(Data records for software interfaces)
------------------------------------------------------------------------
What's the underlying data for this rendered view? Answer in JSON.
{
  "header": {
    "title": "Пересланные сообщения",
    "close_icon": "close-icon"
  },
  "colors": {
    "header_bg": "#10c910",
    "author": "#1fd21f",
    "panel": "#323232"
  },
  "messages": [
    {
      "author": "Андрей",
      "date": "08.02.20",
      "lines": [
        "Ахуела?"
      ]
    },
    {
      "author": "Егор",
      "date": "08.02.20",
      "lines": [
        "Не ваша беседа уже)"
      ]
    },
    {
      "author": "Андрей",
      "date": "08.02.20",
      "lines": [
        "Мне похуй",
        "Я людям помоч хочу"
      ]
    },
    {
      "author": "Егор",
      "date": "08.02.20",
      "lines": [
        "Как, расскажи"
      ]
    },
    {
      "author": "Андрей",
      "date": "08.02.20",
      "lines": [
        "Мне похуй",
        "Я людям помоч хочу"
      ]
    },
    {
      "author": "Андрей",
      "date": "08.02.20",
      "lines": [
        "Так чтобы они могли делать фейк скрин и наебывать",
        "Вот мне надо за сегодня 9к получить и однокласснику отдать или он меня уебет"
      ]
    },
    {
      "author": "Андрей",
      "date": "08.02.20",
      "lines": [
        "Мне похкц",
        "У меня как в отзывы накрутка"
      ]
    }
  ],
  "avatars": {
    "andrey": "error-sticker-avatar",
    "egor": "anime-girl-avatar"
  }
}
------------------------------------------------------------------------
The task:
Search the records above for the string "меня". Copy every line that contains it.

Exercise output:
        "Вот мне надо за сегодня 9к получить и однокласснику отдать или он меня уебет"
        "У меня как в отзывы накрутка"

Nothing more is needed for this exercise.